Scoring goals hasn’t been a problem but keeping them out has, Sunderland have looked unorganised with a distinct lack of shape and leadership. They have been neither well drilled or effective.

The four defenders that started against Bolton are all full international players. Grayson was right to say the players should take more responsibility but he will look back on his time knowing his failure to tackle Sunderland’s defensive frailties was a key factor in his departure.

Jonny Williams in action for Sunderland.

Jonny Williams in action for Sunderland.

Constant tweaking:

A theme under Grayson. He will rightly point to injury and illness for some enforced changes but there have been plenty of other occasions when changes were made for the sake of making a change in the hope it would inspire a victory. At the back for example, John O’Shea, Lamine Kone, Tyias Browning, Marc Wilson and Billy Jones have all played centre half.
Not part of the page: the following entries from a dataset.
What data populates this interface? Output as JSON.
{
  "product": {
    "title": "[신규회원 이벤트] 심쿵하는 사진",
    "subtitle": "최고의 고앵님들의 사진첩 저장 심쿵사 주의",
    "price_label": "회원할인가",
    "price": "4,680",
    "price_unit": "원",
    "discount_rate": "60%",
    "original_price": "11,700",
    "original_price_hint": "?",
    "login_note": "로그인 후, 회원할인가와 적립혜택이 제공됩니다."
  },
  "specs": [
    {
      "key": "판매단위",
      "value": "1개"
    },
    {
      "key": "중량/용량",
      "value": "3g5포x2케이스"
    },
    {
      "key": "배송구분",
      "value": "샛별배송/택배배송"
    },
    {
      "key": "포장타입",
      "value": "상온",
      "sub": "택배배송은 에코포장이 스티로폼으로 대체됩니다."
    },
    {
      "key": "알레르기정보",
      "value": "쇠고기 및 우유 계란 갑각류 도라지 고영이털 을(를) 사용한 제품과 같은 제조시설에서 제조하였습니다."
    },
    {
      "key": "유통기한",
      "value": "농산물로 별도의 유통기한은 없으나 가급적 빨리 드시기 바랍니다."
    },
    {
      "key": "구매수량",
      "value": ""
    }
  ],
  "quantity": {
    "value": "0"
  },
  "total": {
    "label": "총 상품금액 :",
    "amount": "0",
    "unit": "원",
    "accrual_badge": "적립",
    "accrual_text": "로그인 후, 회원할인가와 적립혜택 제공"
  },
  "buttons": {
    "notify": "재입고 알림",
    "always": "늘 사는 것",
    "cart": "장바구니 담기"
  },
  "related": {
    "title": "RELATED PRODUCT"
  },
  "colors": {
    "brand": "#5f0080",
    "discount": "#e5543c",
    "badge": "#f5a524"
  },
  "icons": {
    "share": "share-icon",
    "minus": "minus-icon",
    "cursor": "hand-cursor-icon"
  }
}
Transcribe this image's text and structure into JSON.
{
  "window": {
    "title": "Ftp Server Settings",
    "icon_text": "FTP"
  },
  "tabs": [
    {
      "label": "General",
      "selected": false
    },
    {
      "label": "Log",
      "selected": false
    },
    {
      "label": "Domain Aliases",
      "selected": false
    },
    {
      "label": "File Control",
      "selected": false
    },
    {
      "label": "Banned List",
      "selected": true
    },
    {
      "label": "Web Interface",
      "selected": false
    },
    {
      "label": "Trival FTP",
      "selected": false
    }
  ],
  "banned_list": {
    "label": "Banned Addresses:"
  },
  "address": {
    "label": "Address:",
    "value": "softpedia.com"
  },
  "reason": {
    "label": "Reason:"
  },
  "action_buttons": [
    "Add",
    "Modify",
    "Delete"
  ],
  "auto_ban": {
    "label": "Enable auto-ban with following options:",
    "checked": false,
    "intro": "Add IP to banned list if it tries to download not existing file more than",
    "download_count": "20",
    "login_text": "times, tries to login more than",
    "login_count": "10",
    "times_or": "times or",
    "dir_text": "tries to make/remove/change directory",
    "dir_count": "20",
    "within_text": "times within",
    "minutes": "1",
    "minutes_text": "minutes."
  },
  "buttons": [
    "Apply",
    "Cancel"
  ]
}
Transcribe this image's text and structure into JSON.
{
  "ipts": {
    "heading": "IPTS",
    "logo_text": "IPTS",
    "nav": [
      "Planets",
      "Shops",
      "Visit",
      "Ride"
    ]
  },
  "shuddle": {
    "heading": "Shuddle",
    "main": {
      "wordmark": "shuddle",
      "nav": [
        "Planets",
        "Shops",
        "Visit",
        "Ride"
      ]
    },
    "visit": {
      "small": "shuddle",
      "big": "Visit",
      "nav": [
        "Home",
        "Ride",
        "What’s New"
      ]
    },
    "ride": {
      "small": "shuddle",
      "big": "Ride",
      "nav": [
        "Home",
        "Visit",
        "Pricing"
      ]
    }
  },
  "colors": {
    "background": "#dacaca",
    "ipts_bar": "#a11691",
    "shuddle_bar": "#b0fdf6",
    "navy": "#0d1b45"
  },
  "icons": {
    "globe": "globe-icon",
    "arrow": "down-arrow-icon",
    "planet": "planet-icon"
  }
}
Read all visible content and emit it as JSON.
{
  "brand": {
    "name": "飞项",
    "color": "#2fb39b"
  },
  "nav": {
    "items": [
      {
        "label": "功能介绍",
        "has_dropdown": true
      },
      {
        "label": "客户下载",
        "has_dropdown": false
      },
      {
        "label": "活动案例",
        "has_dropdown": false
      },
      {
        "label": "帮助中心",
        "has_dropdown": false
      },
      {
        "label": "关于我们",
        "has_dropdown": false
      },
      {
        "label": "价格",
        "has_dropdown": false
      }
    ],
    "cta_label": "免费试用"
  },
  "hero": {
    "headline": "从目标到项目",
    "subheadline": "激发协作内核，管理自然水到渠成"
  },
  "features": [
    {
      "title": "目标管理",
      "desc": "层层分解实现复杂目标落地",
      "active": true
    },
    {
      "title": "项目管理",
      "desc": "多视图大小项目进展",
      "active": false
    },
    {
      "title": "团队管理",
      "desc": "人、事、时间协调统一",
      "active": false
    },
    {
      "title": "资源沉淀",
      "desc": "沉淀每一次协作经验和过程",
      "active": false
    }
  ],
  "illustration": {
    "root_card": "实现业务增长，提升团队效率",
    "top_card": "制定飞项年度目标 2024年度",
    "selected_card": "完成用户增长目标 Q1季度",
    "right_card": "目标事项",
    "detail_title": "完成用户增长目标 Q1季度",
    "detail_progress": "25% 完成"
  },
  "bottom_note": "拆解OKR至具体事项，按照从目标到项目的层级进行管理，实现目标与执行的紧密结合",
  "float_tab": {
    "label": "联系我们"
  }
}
Good sides are based on a good defence. Sunderland are neither but the amount of changes, restricting the chance to form partnerships, hasn’t helped. A settled back line is key.

Persisting with players not performing:

Lamine Kone. Lee Cattermole. Didier Ndong. Jason Steele. There are more.

All players that at various times during Grayson’s short tenure in charge were not performing and should have been dropped earlier than they were for the good of the team.

Didier Ndong takes on the Bolton midfield.

Didier Ndong takes on the Bolton midfield.

Failing to settle on a style that suited the players:

What was Sunderland’s style of play under Grayson? It is a hard one to identify. Too many long balls punted aimlessly forward towards Lewis Grabban in the hope he would create a piece of magic.

The three goals against Bolton were all well worked but Sunderland haven’t played to their obvious attacking strengths enough. The formation and system tweaked, often mid-match, led to confusion.

There was also questions marks throughout over his substitutions and the timing of them.